What are the most important statisticians, and what is it that made them famous?
(Reply just one scientist per answer please.)
Reverend Thomas Bayes for discovering Bayes' theorem
Ronald Fisher for his fundamental contributions to the way we analyze data, whether it be the analysis of variance framework, maximum likelihood, permutation tests, or any number of other ground-breaking discoveries.
John Tukey for Fast Fourier Transforms, exploratory data analysis (EDA), box plots, projection pursuit, jackknife (along with Quenouille). Coined the words "software" and "bit".
Karl Pearson for his work on mathematical statistics. Pearson correlation, Chi-square test, and principal components analysis are just a few of the incredibly important ideas that stem from his works.
Carl Gauss for least squares estimation.
William Sealy Gosset for Student's t-distribution and the statistically-driven improvement of beer.
Andrey Nikolayevich Kolmogorov, for putting probability theory on a rigorous mathematical footing. While he was a mathematician, not a statistician, undoubtedly his work is important in many branches of statistics.
Pierre-Simon Laplace for work on fundamentals of (Bayesian) probability.
Francis Galton for discovering statistical correlation and promoting regression.
George Box for his work on time series, designed experiments and elucidating the iterative nature of scientific discovery (proposing and testing models).
Andrey Markov for stochastic processes and markov chains.
How has Sir David Roxbee Cox not been mentioned yet?
Some feats: Cox proportional hazards models, experimental design, he did a lot of work on stochastic processes and binary data. He also advised many students who went on to do great work (Hinkley, McCullagh, Little, Atkinson, etc.)
And the man was knighted!
Leo Breiman for CART, bagging, and random forests.
Harold Jeffreys for revival of Bayesian interpretation of probability.
Edwin Thompson Jaynes for work on objective Bayesian methods, particularly MaxEnt and transformation groups.
C.R. Rao for the Rao–Blackwell theorem and the Cramer-Rao bound.
Florence Nightingale for being "a true pioneer in the graphical representation of statistics" and developing the polar area diagram. Yes, that Florence Nightingale!

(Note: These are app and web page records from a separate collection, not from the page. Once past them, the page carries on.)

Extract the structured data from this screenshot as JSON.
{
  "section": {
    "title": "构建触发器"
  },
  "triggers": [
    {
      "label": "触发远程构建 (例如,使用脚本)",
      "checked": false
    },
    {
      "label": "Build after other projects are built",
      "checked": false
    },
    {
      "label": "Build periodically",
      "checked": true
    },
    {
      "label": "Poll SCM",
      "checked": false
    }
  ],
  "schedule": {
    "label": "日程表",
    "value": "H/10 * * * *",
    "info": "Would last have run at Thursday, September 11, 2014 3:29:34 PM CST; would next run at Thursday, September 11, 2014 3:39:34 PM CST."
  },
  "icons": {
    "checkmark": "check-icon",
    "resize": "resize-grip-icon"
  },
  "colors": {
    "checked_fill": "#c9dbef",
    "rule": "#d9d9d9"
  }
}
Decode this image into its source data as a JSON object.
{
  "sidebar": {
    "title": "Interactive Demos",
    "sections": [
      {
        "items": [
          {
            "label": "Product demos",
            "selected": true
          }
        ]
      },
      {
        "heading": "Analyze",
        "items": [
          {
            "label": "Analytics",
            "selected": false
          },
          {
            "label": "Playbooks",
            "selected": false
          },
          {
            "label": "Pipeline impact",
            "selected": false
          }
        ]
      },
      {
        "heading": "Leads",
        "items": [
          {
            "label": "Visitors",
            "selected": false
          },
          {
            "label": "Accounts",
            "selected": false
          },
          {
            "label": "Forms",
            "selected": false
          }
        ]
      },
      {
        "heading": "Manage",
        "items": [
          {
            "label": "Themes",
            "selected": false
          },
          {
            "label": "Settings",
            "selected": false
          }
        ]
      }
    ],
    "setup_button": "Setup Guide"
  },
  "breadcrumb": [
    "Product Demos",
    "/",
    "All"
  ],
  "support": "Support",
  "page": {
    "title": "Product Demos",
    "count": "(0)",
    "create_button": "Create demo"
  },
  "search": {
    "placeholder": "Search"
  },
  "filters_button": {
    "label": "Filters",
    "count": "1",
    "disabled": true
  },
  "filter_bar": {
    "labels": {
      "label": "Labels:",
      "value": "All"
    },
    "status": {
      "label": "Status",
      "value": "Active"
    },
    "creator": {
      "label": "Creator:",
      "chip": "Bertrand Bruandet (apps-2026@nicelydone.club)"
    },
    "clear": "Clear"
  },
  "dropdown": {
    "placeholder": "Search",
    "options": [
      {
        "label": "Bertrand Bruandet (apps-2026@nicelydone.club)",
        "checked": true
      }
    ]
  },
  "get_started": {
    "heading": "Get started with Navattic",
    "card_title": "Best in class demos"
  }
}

Blaise Pascal and Pierre de Fermat for creating the theory of probability and inventing the idea of expected value (1654) in order to solve a problem grounded in statistical observations (from gambling).
W. Edwards Deming for promoting statistical process control
George Dantzig for the Simplex Method, and for being the student who mistook two open statistics problems that Neyman had written on the board for homework problems, and in his "ignorance" solving them. I'd vote for him just for the story.
Samuel S. Wilks was a leader in the development of mathematical statistics. He developed the theorem on the distribution of the likelihood ratio, a fundamental result that is used in a wide variety of situations.
He also helped found the Princeton statistics department, where he was Fred Mosteller's advisor, among others, and has a prestigious ASA award named after him.
John Nelder, for providing us the now omnipresent generalized linear model framework. By his approach of unifying various standard statistical models and its estimation method, the iteratively reweighted least squares method for ML, he gave us tools that we are using now in almost all applied and theoretical concepts that are related to exponential family models. Not to mention his contributions to optimization as the superb Nelder-Mead-Algorithm.
Lucien Le Cam for his contribution to mathematical statistics. (maybe Local asymptotic normality and contiguity made him famous)
Leland Wilkinson for his contribution to statistical graphics.
David Donoho development of multiscale ideas in statistics, and a lot of theoretically justified while practically very efficient ideas in very high dimensional statistics, CHA: computational harmonic analysis,...
Adolphe Quetelet for his work on the "average man", and for pioneering the use of statistics in the social sciences. Before him, statistics were largely confined to the physical sciences (astronomy, in particular).